From top to bottom, return the listing exactly as it appears, omitting its images.
··· Listed records
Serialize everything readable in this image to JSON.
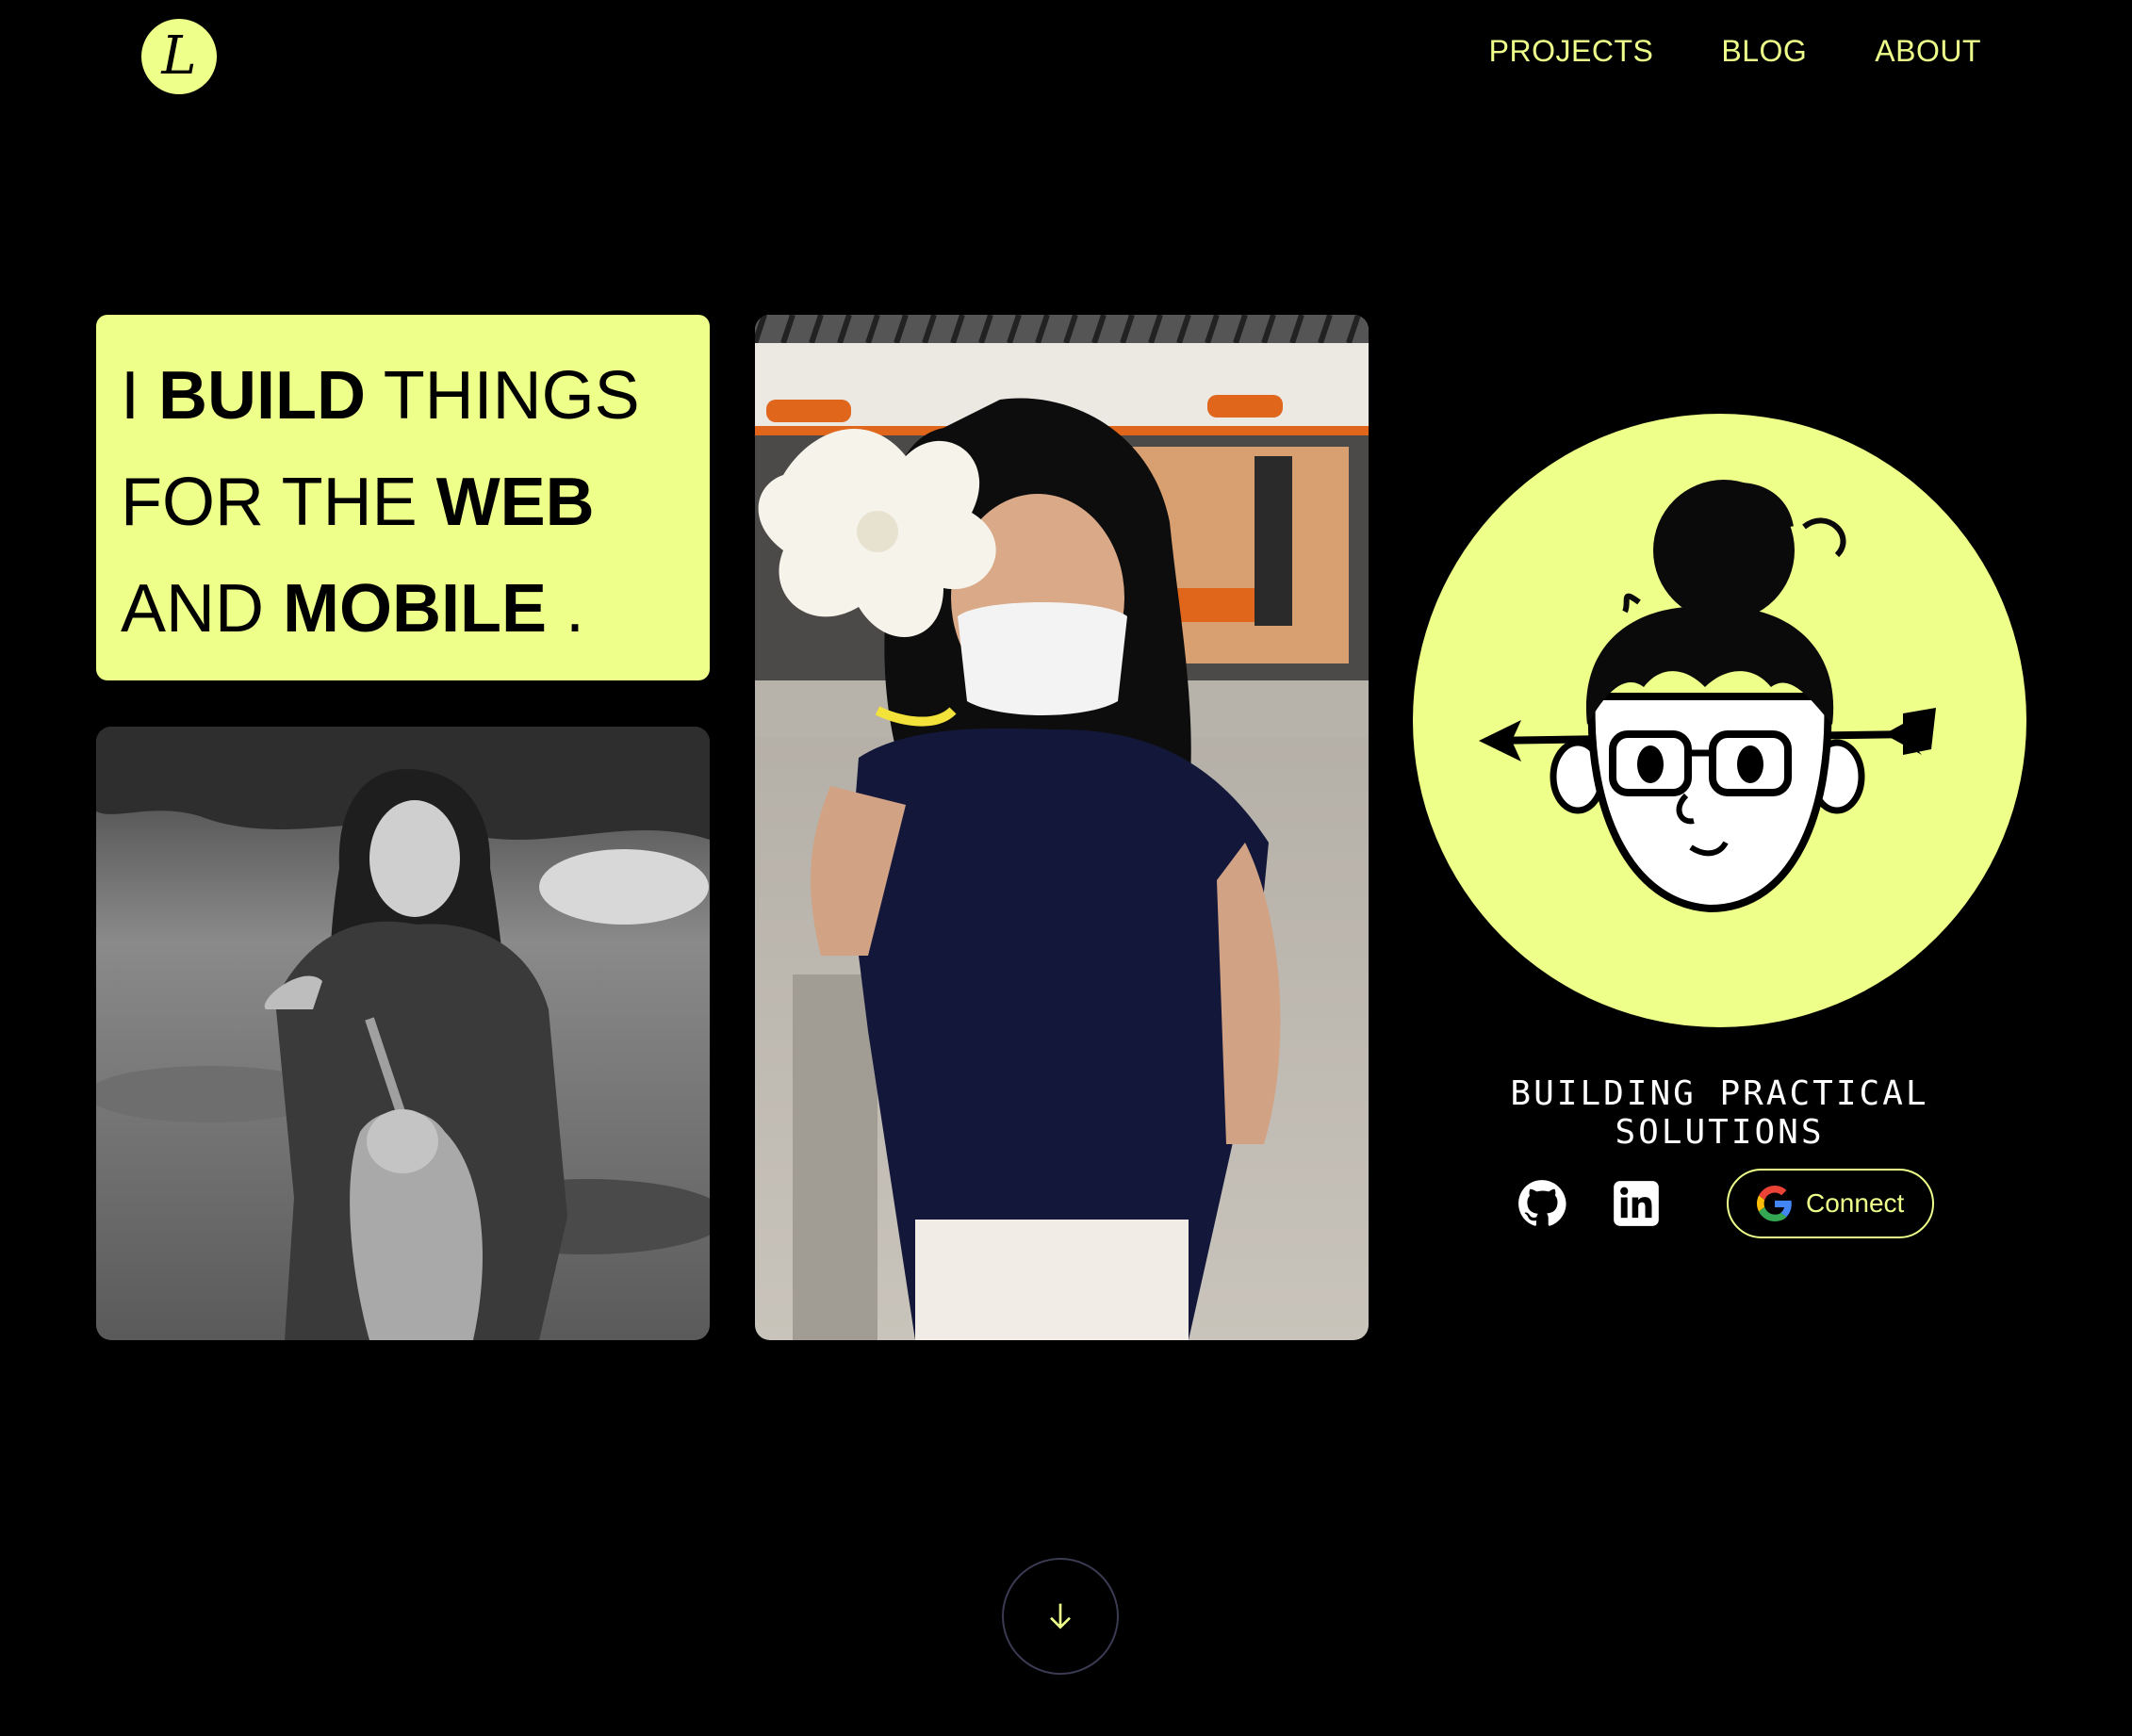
{
  "logo": {
    "letter": "L"
  },
  "nav": {
    "projects": "PROJECTS",
    "blog": "BLOG",
    "about": "ABOUT"
  },
  "headline": {
    "line1_a": "I ",
    "line1_b": "BUILD",
    "line1_c": " THINGS",
    "line2_a": "FOR THE ",
    "line2_b": "WEB",
    "line3_a": "AND ",
    "line3_b": "MOBILE",
    "line3_c": " ."
  },
  "tagline": "BUILDING PRACTICAL SOLUTIONS",
  "socials": {
    "github_icon": "github-icon",
    "linkedin_icon": "linkedin-icon",
    "connect_label": "Connect"
  },
  "colors": {
    "accent": "#eeff8a",
    "background": "#000000"
  }
}
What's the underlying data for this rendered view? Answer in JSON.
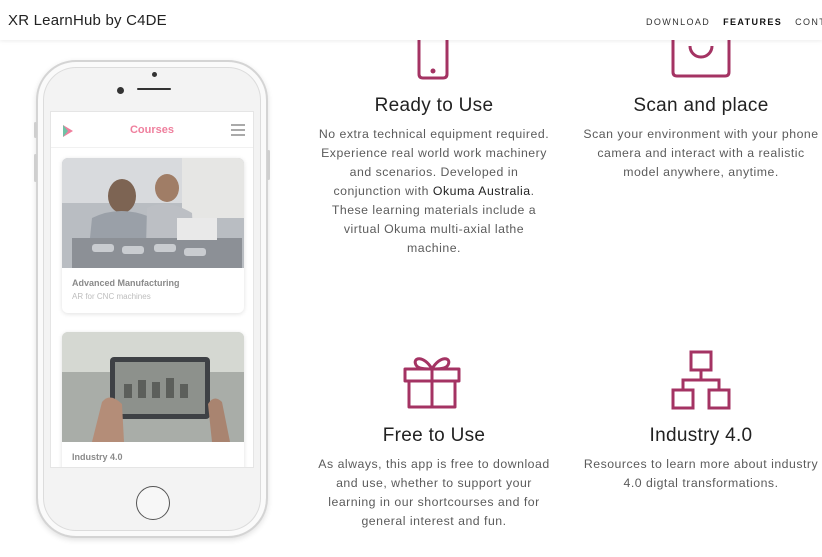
{
  "brand": "XR LearnHub by C4DE",
  "nav": {
    "download": "DOWNLOAD",
    "features": "FEATURES",
    "contact": "CONTAC"
  },
  "colors": {
    "accent": "#a43363",
    "course_title": "#ef7f9d"
  },
  "phone": {
    "app_title": "Courses",
    "courses": [
      {
        "title": "Advanced Manufacturing",
        "subtitle": "AR for CNC machines"
      },
      {
        "title": "Industry 4.0",
        "subtitle": ""
      }
    ]
  },
  "features": [
    {
      "icon": "smartphone-icon",
      "title": "Ready to Use",
      "text_before": "No extra technical equipment required. Experience real world work machinery and scenarios. Developed in conjunction with ",
      "link": "Okuma Australia",
      "text_after": ". These learning materials include a virtual Okuma multi-axial lathe machine."
    },
    {
      "icon": "camera-icon",
      "title": "Scan and place",
      "text": "Scan your environment with your phone camera and interact with a realistic model anywhere, anytime."
    },
    {
      "icon": "gift-icon",
      "title": "Free to Use",
      "text": "As always, this app is free to download and use, whether to support your learning in our shortcourses and for general interest and fun."
    },
    {
      "icon": "sitemap-icon",
      "title": "Industry 4.0",
      "text": "Resources to learn more about industry 4.0 digtal transformations."
    }
  ]
}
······
### [Solution]
Serialize everything readable in this image to JSON.
{
  "logo": {
    "letter": "L"
  },
  "nav": {
    "projects": "PROJECTS",
    "blog": "BLOG",
    "about": "ABOUT"
  },
  "headline": {
    "line1_a": "I ",
    "line1_b": "BUILD",
    "line1_c": " THINGS",
    "line2_a": "FOR THE ",
    "line2_b": "WEB",
    "line3_a": "AND ",
    "line3_b": "MOBILE",
    "line3_c": " ."
  },
  "tagline": "BUILDING PRACTICAL SOLUTIONS",
  "socials": {
    "github_icon": "github-icon",
    "linkedin_icon": "linkedin-icon",
    "connect_label": "Connect"
  },
  "colors": {
    "accent": "#eeff8a",
    "background": "#000000"
  }
}
What's the underlying data for this rendered view? Answer in JSON.
{
  "brand": "XR LearnHub by C4DE",
  "nav": {
    "download": "DOWNLOAD",
    "features": "FEATURES",
    "contact": "CONTAC"
  },
  "colors": {
    "accent": "#a43363",
    "course_title": "#ef7f9d"
  },
  "phone": {
    "app_title": "Courses",
    "courses": [
      {
        "title": "Advanced Manufacturing",
        "subtitle": "AR for CNC machines"
      },
      {
        "title": "Industry 4.0",
        "subtitle": ""
      }
    ]
  },
  "features": [
    {
      "icon": "smartphone-icon",
      "title": "Ready to Use",
      "text_before": "No extra technical equipment required. Experience real world work machinery and scenarios. Developed in conjunction with ",
      "link": "Okuma Australia",
      "text_after": ". These learning materials include a virtual Okuma multi-axial lathe machine."
    },
    {
      "icon": "camera-icon",
      "title": "Scan and place",
      "text": "Scan your environment with your phone camera and interact with a realistic model anywhere, anytime."
    },
    {
      "icon": "gift-icon",
      "title": "Free to Use",
      "text": "As always, this app is free to download and use, whether to support your learning in our shortcourses and for general interest and fun."
    },
    {
      "icon": "sitemap-icon",
      "title": "Industry 4.0",
      "text": "Resources to learn more about industry 4.0 digtal transformations."
    }
  ]
}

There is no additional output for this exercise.